When a kid completes her Junior Ranger book, she goes back to any ranger in any of the visitor centers and turns the book in, goes over her work with that ranger and discusses it (and usually, in the case of Will, has a giant conversation about it), and is then awarded an official Junior Ranger badge to wear on her shirt, and is administered the official Junior Ranger oath.
Thrilling, right? And oh, the kids took this so seriously, and were so thrilled to earn each badge. And my favorite part (other than how into it the kids were) is that the rangers clearly took the project equally seriously. Several times we had rangers approach the children in the various national parks as they were working on a specific activity and converse with them about it--like CONVERSE converse, not just quiz them or "help" them. The rangers who went over the children's completed workbooks with them always also engaged the kids in conversation about them; they'd ask the kid to walk through the process of coming to a particular conclusion, correct erroneous information and explain the answer, ask them about their favorite activities or the most interesting things they'd learned, etc. I actually kind of sweated it a couple of times, listening to these conversations--reminded me of my PhD oral exams that I failed!
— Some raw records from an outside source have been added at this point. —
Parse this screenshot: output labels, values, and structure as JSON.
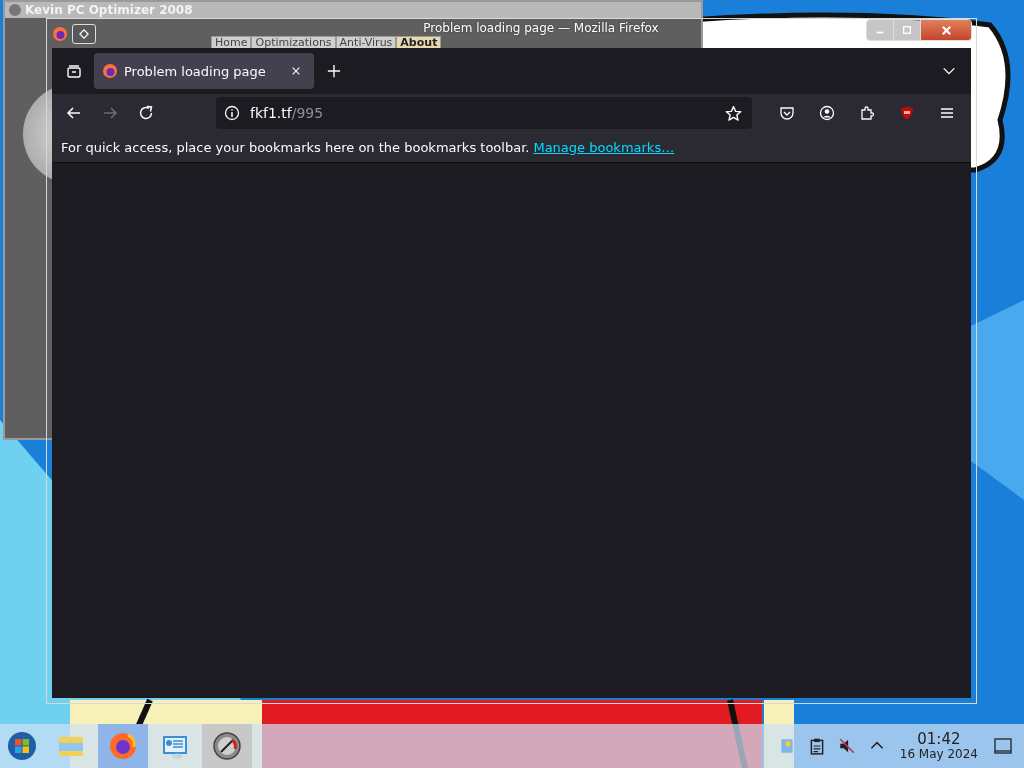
{
  "background_window": {
    "title": "Kevin PC Optimizer 2008",
    "tabs": [
      {
        "label": "Home",
        "selected": false
      },
      {
        "label": "Optimizations",
        "selected": false
      },
      {
        "label": "Anti-Virus",
        "selected": false
      },
      {
        "label": "About",
        "selected": true
      }
    ]
  },
  "window": {
    "title": "Problem loading page — Mozilla Firefox"
  },
  "tabs": [
    {
      "label": "Problem loading page",
      "selected": true
    }
  ],
  "navigation": {
    "back_disabled": false,
    "forward_disabled": true
  },
  "address_bar": {
    "host": "fkf1.tf",
    "path": "/995"
  },
  "bookmarks_bar": {
    "message": "For quick access, place your bookmarks here on the bookmarks toolbar.",
    "link": "Manage bookmarks…"
  },
  "taskbar": {
    "apps": [
      {
        "kind": "files",
        "selected": false,
        "running": false
      },
      {
        "kind": "firefox",
        "selected": true,
        "running": true
      },
      {
        "kind": "settings",
        "selected": false,
        "running": false
      },
      {
        "kind": "optimizer",
        "selected": false,
        "running": true
      }
    ],
    "tray": {
      "muted": true
    },
    "clock": {
      "time": "01:42",
      "date": "16 May 2024"
    }
  }
}
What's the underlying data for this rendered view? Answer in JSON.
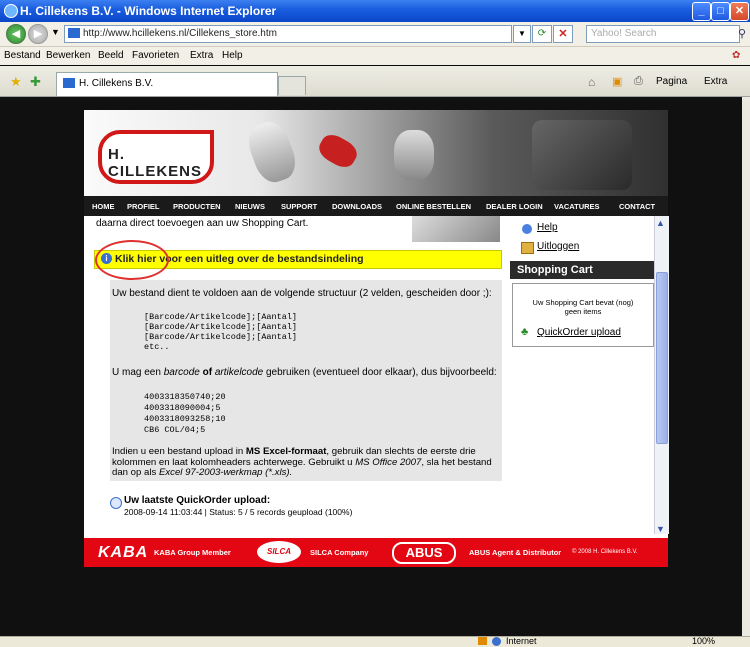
{
  "window": {
    "title": "H. Cillekens B.V. - Windows Internet Explorer"
  },
  "address": {
    "url": "http://www.hcillekens.nl/Cillekens_store.htm",
    "search_placeholder": "Yahoo! Search"
  },
  "menu": [
    "Bestand",
    "Bewerken",
    "Beeld",
    "Favorieten",
    "Extra",
    "Help"
  ],
  "tab": {
    "title": "H. Cillekens B.V."
  },
  "toolbar": {
    "page": "Pagina",
    "extra": "Extra"
  },
  "logo": {
    "text": "H. CILLEKENS"
  },
  "nav": [
    "HOME",
    "PROFIEL",
    "PRODUCTEN",
    "NIEUWS",
    "SUPPORT",
    "DOWNLOADS",
    "ONLINE BESTELLEN",
    "DEALER LOGIN",
    "VACATURES",
    "CONTACT"
  ],
  "main": {
    "intro": "daarna direct toevoegen aan uw Shopping Cart.",
    "link_text": "Klik hier voor een uitleg over de bestandsindeling",
    "structure_text": "Uw bestand dient te voldoen aan de volgende structuur (2 velden, gescheiden door ;):",
    "structure_lines": [
      "[Barcode/Artikelcode];[Aantal]",
      "[Barcode/Artikelcode];[Aantal]",
      "[Barcode/Artikelcode];[Aantal]",
      "etc.."
    ],
    "example_pre": "U mag een",
    "example_barcode": "barcode",
    "example_of": "of",
    "example_artikel": "artikelcode",
    "example_post": "gebruiken (eventueel door elkaar), dus bijvoorbeeld:",
    "example_lines": [
      "4003318350740;20",
      "4003318090004;5",
      "4003318093258;10",
      "CB6 COL/04;5"
    ],
    "excel_1": "Indien u een bestand upload in",
    "excel_bold": "MS Excel-formaat",
    "excel_2": ", gebruik dan slechts de eerste drie",
    "excel_line2": "kolommen en laat kolomheaders achterwege. Gebruikt u",
    "excel_office": "MS Office 2007",
    "excel_line2b": ", sla het bestand",
    "excel_line3a": "dan op als",
    "excel_line3b": "Excel 97-2003-werkmap (*.xls).",
    "last_upload_title": "Uw laatste QuickOrder upload:",
    "last_upload_info": "2008-09-14 11:03:44 | Status: 5 / 5 records geupload (100%)"
  },
  "side": {
    "help": "Help",
    "logout": "Uitloggen",
    "cart_title": "Shopping Cart",
    "cart_msg1": "Uw Shopping Cart bevat (nog)",
    "cart_msg2": "geen items",
    "quickorder": "QuickOrder upload"
  },
  "footer": {
    "kaba": "KABA",
    "kaba_text": "KABA Group Member",
    "silca": "SILCA",
    "silca_text": "SILCA Company",
    "abus": "ABUS",
    "abus_text": "ABUS Agent & Distributor",
    "copyright": "© 2008 H. Cillekens B.V."
  },
  "status": {
    "zone": "Internet",
    "zoom": "100%"
  },
  "colors": {
    "footer_red": "#e30613",
    "nav_bg": "#1a1a1a",
    "highlight": "#ffff00"
  }
}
And you have not seen cute until you've seen my kids' earnest little faces as they repeat, right hands raised, their Junior Ranger oaths. They always put on their badges immediately, of course (Will liked to wear ALL of hers, for days), and when wearing their badges, they were invariably greeted by rangers with "Hello, Junior Ranger!"
Truly, this program just made the park experience for the kids.
And so, Junior Ranger books in two hands, we spent the day walking around the Badlands and climbing on stuff:
There are fossils to discover here, too, particularly some interesting fossils in the evolution of the horse. If you discover a fossil eroding out of the rock, you're to take a photo of it with something standard in the frame (coin, bill, house key, etc.), record its GPS coordinates with your smartphone, then fill out a form about it back in the visitor center. We didn't find any fossils, but we certainly kept a lookout!
Whenever Matt takes my camera, he always snaps cute photos of me--
--but he also takes sneaky photos like these:
|That kid and I can't see each other, but clearly we're related!|
|And here I am on a different hike, once again sunning myself on a rock. Like a lizard.|
We spent most of our day at the bottoms of these hills and cliffs and peaks, clambering up and then sliding back down, but toward the end of the day, noses pointed ever westward, our journey through the park took us to an area where we were looking down across vast vistas of Badlands:
|Narrow walkway between two huge drops? Gallop across it, of course!|
|Or, you know, scramble over to the edge of it, sigh.|
|I love myself some sedimentary layers!|
Stay tuned for Wall Drug!